Several media pundits and bloggers, including previous posts by me, have commented that the presidential election of 2012 may be the most important election since that of Abraham Lincoln and FDR's initial election of 1932. The candidate and party chosen to lead the country could define the future of our nation for the balance of the 21st Century.
Former Rep. Alan Grayson from Florida framed the issue of Obama's reelection this way. Referring to the Republican Party opposition in Congress to Obama's initiatives he said:
They understand that if Barack Obama were somehow able to cure hunger in the world the Republicans would blame him for overpopulation. They understand that if Barack Obama could somehow bring about world peace they would blame him for destroying the defense industry. In fact, they understand that if Barack Obama has a BLT sandwich tomorrow for lunch, they will try to ban bacon.

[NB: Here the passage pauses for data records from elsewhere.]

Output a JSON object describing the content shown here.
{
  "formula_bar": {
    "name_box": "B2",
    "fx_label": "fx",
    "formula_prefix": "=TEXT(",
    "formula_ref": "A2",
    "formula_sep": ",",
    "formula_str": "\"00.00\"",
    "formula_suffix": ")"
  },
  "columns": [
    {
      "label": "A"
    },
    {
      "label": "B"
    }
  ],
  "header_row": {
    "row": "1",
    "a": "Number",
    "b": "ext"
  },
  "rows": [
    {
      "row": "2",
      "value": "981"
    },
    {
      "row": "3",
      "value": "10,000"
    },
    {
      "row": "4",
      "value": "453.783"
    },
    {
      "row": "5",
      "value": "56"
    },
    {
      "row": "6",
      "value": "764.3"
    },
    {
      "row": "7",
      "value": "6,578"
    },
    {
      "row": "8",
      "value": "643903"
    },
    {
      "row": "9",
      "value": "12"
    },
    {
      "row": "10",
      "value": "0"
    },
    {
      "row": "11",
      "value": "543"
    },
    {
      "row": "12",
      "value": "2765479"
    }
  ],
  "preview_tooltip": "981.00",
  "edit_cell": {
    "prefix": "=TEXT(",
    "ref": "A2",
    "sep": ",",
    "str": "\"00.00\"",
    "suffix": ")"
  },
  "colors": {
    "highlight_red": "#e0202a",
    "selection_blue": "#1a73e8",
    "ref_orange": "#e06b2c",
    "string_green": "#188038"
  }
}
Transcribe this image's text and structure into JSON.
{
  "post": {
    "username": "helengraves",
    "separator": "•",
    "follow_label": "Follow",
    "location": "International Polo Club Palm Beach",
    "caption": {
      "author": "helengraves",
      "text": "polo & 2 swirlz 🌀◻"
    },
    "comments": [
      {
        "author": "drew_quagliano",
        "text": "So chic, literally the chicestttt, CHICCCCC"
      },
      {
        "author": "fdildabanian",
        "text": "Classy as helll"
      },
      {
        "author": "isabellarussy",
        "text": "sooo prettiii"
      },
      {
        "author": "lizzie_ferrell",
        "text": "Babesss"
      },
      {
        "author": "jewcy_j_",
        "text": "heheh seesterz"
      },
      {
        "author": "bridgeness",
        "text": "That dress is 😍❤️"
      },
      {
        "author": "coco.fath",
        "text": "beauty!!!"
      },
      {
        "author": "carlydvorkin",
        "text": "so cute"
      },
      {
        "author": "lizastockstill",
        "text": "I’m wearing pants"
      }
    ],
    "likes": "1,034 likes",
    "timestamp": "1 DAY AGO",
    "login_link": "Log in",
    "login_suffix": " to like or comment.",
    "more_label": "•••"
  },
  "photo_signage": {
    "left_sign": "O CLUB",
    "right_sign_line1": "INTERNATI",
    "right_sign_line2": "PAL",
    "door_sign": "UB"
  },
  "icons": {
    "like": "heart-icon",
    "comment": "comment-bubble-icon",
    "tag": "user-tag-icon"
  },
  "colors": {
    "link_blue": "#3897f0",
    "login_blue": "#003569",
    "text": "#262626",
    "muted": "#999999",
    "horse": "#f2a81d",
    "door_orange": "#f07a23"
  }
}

At the end of the day (who knows?), his shorthand political and humorous framing of the issue may be correct. Meanwhile, the country's attention is focused on Iowa, the first Republican presidential primary.
Each day we are provided with a daily dose of polling data reflecting the relative probable priority position of various candidates. These "results" are then contrasted or measured against the polling popularity or lack of popularity of President Obama. The major deficiency of this data is that it doesn't poll the most important unknown factor likely to affect the outcome in Iowa and the 2012 national election: the widespread anger and disenchantment of a large part of the electorate with both parties on the state of our nation.
The president and his campaign re-election advisors presumably have developed a re-election "playbook" based on either Romney, Gingrich or another Republican being the GOP's standard-bearer. This maybe a major political "pitfall." This assumes "politics as usual." All indications are that the 2012 Presidential election will not be politics as usual.
Bob Dylan's lyrics ask the timeless question:
How many times can a man turn his head
pretending he just doesn't see?
How many times must a man look up
before he can see the sky?
How many ears must one man have
before he can hear people cry?
How many deaths will it take till he knows
that too many people have died?
The answer is blowin' in the wind.
Time Magazine, in declining to choose a "Person of The Year," recognized this phenomenon (which I describe above as the "unknown factor" likely to affect the outcome of the 2012 Presidential election). The editors of Time were astute enough to identify it: The street protester participating in the various "Occupy Wall Street" demonstrations occurring nationwide. Time Magazine wrote:
The protests have marked the rise of a new generation... Technology allowed us to watch, and it spread the virus of protest, but this was not a wired revolution; it was a human one, of hearts and minds, the oldest technology of all.
Everywhere this year, people have complained about the failure of traditional leadership and the fecklessness of institutions. Politicians cannot look beyond the next election, and they refuse to make hard choices. That's one reason we did not select an individual this year. But leadership has come from the bottom of the pyramid, not the top. For capturing and highlighting a global sense of restless promise, for upending governments and conventional wisdom, for combining the oldest of techniques with the newest of technologies to shine a light on human dignity and, finally, for steering the planet on a more democratic though sometimes more dangerous path for the 21st century, the Protester is TIME's 2011 Person of the Year.
Almost all the protests this year began as independent affairs, without much encouragement from or endorsement by existing political parties or opposition bigwigs. All over the world, the protesters of 2011 share a belief that their countries' political systems and economies have grown dysfunctional and corrupt -- sham democracies rigged to favor the rich and powerful and prevent significant change. They are fervent small-d democrats. Two decades after the final failure and abandonment of communism, they believe they're experiencing the failure of hell-bent megascaled crony hypercapitalism and pine for some third way, a new social contract.
Yes, the state of the economy will be the political stage of 2012. But the presumed players of Obama and the Republican Party's eventual standard-bearer may be less important than even they currently contemplate. Even assuming an improved unemployment picture of possibly 7.5 percent or less in November 2012, the real issues will be what columnist Tom Friedman calls, "aspirational" leadership; and, whether a presidential candidate's plan for the next four years will be commensurate with the magnitude of the urgent problems we face.
Absent a serious response to the issues raised by Occupy Wall Street, the Democratic and Republican parties invite the intervention of a third-party candidate who commits himself to urgently address those issues that the two parties seem only to repeatedly "kick the can" down the road. Dismissal of this as a realistic possibility by Axelrod, Plouffe, Messina and President Obama would be a major strategic mistake.